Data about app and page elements
========

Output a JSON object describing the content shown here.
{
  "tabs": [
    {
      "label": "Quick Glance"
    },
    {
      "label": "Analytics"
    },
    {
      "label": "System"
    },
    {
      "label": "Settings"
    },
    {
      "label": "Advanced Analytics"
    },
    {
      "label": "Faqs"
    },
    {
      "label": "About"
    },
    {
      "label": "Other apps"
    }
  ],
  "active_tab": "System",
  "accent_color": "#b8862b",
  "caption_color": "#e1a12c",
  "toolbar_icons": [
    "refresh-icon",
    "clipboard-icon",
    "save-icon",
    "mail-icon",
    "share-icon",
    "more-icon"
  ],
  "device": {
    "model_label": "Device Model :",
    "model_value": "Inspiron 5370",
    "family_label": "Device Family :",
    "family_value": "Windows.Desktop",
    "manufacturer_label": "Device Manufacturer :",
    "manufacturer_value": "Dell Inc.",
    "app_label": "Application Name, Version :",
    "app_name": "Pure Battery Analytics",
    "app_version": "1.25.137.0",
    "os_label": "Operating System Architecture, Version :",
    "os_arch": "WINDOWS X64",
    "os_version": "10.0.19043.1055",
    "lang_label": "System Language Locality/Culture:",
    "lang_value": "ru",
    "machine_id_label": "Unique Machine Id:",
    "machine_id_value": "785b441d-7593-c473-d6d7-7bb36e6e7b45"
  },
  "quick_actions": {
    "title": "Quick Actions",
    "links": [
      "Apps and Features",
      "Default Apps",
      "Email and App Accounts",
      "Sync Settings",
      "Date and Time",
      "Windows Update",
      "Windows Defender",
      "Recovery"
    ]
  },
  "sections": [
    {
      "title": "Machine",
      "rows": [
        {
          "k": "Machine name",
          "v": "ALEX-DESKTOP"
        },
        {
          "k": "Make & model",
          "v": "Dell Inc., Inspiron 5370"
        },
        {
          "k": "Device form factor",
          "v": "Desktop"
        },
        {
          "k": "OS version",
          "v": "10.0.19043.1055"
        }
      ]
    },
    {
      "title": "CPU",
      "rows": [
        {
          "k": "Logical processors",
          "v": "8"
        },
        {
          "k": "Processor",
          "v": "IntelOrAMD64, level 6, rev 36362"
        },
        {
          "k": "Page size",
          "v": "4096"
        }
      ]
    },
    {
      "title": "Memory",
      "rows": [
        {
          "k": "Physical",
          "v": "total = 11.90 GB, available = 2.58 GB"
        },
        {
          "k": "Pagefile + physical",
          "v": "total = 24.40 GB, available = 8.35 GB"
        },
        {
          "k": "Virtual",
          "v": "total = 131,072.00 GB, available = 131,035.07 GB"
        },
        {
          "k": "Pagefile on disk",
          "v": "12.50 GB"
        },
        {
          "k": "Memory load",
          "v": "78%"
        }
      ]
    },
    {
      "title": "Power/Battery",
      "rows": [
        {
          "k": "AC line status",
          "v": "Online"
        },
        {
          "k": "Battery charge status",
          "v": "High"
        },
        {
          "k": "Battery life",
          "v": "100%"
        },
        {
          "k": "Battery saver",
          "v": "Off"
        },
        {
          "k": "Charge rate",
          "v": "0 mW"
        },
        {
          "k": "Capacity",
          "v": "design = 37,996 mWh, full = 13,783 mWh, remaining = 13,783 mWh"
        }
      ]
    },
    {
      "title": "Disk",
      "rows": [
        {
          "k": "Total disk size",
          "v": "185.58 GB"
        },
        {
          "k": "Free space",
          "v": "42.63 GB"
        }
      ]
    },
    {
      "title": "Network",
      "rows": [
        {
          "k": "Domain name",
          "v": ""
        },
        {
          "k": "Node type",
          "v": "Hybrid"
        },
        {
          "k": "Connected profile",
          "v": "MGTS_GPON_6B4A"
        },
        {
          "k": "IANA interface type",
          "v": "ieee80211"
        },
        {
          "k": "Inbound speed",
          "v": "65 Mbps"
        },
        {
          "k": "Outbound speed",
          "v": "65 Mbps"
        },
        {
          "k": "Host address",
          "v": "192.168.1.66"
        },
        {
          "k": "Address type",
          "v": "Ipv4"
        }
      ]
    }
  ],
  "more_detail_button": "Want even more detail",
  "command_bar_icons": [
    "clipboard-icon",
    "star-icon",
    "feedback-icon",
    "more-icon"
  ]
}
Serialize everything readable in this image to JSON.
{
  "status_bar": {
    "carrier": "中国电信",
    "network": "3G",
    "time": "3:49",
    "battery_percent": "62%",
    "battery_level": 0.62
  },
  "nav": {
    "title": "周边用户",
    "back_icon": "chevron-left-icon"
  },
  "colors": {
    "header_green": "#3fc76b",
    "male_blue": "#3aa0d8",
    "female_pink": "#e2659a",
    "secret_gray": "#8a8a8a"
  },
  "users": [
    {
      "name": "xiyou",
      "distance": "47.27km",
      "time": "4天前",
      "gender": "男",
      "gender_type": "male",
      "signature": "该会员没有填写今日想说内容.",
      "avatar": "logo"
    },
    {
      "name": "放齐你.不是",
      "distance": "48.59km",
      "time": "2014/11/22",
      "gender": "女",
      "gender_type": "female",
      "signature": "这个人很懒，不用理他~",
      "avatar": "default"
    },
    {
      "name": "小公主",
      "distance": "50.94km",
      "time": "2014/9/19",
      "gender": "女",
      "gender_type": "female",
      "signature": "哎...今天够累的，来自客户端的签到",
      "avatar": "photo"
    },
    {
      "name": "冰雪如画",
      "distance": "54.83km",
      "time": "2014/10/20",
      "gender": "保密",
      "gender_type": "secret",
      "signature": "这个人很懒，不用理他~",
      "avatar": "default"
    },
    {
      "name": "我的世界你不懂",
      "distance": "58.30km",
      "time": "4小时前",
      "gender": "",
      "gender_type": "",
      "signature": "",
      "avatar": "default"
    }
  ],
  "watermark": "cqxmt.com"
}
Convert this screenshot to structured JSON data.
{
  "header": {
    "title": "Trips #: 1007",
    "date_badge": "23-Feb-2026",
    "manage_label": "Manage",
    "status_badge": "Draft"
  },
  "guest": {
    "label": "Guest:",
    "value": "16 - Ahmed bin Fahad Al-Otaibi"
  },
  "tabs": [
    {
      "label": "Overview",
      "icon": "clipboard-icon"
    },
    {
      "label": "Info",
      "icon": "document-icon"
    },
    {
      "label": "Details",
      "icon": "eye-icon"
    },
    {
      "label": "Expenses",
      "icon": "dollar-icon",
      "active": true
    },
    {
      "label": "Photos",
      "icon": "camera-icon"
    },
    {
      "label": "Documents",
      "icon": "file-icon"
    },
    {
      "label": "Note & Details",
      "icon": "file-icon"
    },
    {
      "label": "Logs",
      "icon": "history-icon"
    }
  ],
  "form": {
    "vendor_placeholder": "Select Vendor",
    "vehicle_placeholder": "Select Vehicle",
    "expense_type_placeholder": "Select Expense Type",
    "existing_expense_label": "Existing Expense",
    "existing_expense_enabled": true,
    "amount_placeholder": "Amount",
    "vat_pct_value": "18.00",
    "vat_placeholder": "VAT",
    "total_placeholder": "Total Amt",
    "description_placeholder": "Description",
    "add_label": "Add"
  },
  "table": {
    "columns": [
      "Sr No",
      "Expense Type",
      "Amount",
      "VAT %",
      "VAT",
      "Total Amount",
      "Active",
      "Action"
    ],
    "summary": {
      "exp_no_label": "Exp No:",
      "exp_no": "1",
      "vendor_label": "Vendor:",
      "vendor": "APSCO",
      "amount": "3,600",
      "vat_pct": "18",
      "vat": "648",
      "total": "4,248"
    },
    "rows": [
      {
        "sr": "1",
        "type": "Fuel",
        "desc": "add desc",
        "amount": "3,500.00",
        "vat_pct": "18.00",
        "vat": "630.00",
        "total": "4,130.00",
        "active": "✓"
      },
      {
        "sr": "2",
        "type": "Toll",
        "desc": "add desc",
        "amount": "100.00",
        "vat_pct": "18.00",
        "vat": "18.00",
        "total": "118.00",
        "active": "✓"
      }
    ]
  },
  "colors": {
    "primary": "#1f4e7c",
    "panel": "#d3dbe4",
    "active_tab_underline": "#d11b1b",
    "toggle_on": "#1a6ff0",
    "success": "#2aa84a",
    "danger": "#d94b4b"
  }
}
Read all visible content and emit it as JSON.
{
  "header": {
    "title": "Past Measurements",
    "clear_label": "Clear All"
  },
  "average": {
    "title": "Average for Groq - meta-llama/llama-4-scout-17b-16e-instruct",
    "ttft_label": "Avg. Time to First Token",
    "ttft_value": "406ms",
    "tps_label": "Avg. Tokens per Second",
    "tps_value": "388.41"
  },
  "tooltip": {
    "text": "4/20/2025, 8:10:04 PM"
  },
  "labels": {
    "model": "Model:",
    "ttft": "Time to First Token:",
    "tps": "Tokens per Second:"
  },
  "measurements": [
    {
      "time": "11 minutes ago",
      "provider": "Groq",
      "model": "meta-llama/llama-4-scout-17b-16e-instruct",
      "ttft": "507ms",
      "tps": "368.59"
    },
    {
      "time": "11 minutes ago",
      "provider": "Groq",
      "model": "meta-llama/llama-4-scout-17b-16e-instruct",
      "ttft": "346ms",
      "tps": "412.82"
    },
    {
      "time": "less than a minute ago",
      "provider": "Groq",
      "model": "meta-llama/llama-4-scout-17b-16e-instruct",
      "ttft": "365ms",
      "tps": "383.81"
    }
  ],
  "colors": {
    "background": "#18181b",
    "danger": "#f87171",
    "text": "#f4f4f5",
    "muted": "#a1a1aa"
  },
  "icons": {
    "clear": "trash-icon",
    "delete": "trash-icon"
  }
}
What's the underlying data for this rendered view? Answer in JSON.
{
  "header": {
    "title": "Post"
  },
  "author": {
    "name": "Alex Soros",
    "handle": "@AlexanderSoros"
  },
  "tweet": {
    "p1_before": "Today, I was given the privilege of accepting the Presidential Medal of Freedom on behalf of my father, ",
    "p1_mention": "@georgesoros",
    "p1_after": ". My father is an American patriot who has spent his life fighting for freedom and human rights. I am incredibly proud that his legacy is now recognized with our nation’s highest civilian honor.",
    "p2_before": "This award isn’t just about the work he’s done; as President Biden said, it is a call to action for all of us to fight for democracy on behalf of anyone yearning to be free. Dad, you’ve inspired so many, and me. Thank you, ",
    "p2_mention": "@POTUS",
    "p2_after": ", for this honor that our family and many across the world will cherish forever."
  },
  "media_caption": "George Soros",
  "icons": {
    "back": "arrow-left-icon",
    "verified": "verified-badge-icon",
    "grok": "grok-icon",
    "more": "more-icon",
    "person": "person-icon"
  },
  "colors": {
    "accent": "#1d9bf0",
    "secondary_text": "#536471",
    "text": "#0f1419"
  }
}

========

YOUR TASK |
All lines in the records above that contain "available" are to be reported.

RESPONSE AREA |
          "v": "total = 11.90 GB, available = 2.58 GB"
          "v": "total = 24.40 GB, available = 8.35 GB"
          "v": "total = 131,072.00 GB, available = 131,035.07 GB"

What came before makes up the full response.